No one really cares

I bet you’re sick of hearing about climate change?

I know I am:

Blah, blah, blah.

Let’s face it, we know there’s a problem — a Wicked one — but none of our esteemed leaders has the will, political or otherwise, to do what’s necessary to avert the end game of the Anthropocene. (“India has promised to cut its emissions to net zero by 2070 – missing a key goal of the COP26 summit for countries to commit to reach that target by 2050.” — BBC News, 2 November 2021.”)

Where does that leave us?

Up sh*t creek without a matchstick, let alone a paddle.

Of course, that won’t stop the opinion fest of social media and all those other green-technology experts telling us there’s still time for us to act and (somehow which is lost on me) that we can collectively row back from our parlous and death-dealing position.

I don’t think so, sadly.

Not that I’ve got a crystal ball, but far from having the ability to stop the engine of Capitalism (which is slowly eating us all alive), it will be a case of being stopped by an avalanche of first one man-made disaster and then another until there won’t be much left save the high places or those places that can still just about sustain life — and of course, only for the select few, i.e. the Billionaire class.

If you asked me what I’d do, I’d make it very simple — and please bear with me during my little folly of a thought experiment. I’d pass an International law requiring all of us to take a pill — you pick the colour; its effect will be the same — where, at the appointed hour, we’d take the pill and all painlessly die. Of course, we’d have to provide for those that couldn’t take the pill, but there would be no ifs, buts or maybes.

I recognise there would be some unintended consequences that, as likely, would cause continued and unprecedented destruction but, at least this way, the world and our non-human brothers and sisters might stand a smidgen of a chance of surviving beyond where we will take them with our pathetic attempts to curb the worst effects of the Anthropocene.

Now I did tell you it was a thought experiment but as someone yesterday on Twitter invited my radical response, this is it.
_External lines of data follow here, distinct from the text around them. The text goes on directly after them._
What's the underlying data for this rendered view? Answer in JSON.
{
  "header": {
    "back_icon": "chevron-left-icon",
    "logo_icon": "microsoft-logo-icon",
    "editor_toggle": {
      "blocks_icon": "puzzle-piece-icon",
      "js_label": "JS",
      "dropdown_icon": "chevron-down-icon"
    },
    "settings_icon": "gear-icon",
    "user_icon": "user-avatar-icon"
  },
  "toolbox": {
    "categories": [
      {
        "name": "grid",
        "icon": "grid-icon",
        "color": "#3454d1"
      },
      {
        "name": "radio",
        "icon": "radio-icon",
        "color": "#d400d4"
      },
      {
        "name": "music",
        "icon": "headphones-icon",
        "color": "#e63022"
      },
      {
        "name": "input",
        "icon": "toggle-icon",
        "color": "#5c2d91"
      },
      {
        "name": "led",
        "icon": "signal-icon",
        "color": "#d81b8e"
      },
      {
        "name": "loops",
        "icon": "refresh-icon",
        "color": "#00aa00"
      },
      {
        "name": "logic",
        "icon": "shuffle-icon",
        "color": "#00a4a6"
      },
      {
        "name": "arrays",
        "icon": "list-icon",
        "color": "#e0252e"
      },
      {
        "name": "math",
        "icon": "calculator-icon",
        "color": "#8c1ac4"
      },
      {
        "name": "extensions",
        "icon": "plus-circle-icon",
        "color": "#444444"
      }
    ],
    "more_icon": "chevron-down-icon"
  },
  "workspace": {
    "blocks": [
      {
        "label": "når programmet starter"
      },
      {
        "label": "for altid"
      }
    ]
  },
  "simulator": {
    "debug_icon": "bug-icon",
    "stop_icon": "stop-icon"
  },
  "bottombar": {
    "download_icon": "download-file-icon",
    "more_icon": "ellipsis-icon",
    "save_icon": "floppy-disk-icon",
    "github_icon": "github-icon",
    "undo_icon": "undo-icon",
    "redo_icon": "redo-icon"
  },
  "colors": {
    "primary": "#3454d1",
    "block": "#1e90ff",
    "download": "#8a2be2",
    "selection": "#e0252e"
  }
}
Of course, no one is going to vote for their demise. It’s not only too ridiculous a proposition to countenance, but it also engages our Lizard Brain which would be on high alert and would do everything in its power to defend its inalienable right to continue now and for the generations to come. Also, no doubt, the hue and cry would centre on our (perceived) technological brilliance and the fact that even though the technology doesn’t yet exist, there’s always hope that we’ll be able to sort out our sh*t before it’s too late. And then there’s the spirituality crowd who feel it’s only a matter of time before we have a mass raising of consciousness so that we stopped all death-dealing behaviour and once again lived in harmony with nature. And that means all 10.9 billion people by the year 2100?
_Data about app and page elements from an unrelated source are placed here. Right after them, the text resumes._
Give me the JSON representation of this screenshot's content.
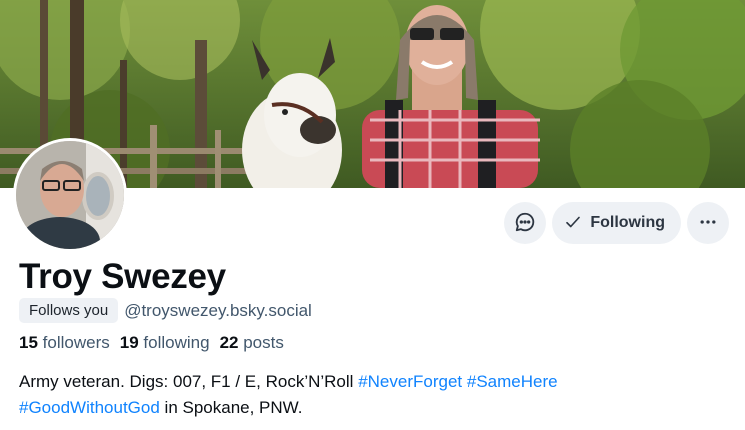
{
  "profile": {
    "display_name": "Troy Swezey",
    "follows_you_badge": "Follows you",
    "handle": "@troyswezey.bsky.social",
    "stats": {
      "followers_count": "15",
      "followers_label": "followers",
      "following_count": "19",
      "following_label": "following",
      "posts_count": "22",
      "posts_label": "posts"
    },
    "bio": {
      "text_1": "Army veteran. Digs: 007, F1 / E, Rock’N’Roll",
      "tag_1": "#NeverForget",
      "tag_2": "#SameHere",
      "tag_3": "#GoodWithoutGod",
      "text_2": "in Spokane, PNW."
    }
  },
  "actions": {
    "message_icon": "chat-bubble-icon",
    "following_label": "Following",
    "following_icon": "check-icon",
    "more_icon": "more-horizontal-icon"
  },
  "colors": {
    "accent": "#1083fe",
    "button_bg": "#eef1f5",
    "muted_text": "#42576c",
    "text": "#0b0f14"
  }
}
In the end, or at least this is my take on things, it’s all so circular. Yes, there are options, but even allowing for the rhetoric of COP26 and all the other events that will talk up our chances of continued survival, albeit on a compromised planet, for me it’s simply a case of saying if not now, when? 2100, 2200, 2300? Whatever the year, and even if we’re not all wiped off the face of the earth, the future looks very, very bleak when compared to what my generation has lived through and enjoyed. As to someone arriving from outer space, they’re bound to conclude, as was the premise of the film The Day the Earth Stood Still, we’ve made one almighty mess of things.

You might ask why, if the position is so hopeless, I’m even writing on the subject? I’m not entirely sure but one thing that I’m committed to is trying to engage with people over the idea of population and procreation ethics. Not that I’m any expert but having stumbled over antinatalism, it still seems to me that with our proclivity to bring new sentient beings into the world — i.e. we’re pronatalist — it’s about time the conversation was balanced against the harm of doing so. As I’ve said before, I’ve zero expectation of changing anyone’s mind and in fact that’s not where I’m coming from, but I do think it important to ask ourselves what those to come will have to deal with and live through occasioned by our deeply narcissistic behaviour. In this regard, if you see me quote from a range of rather nihilistic sources — e.g. Cioran, Schopenhauer or Benatar (I don’t think he’s nihilistic for the record) — then I make no apologies but one thing that’s clear to me is this topic has been written about well before the latest calamity to befall mankind, which gives me a degree of hope that its time may be now, even on a limited scale.

As I’ve indicated before, I’d love to know your thoughts on the whole climate change/Net-zero thing. Please feel free to leave a comment below.

Take care.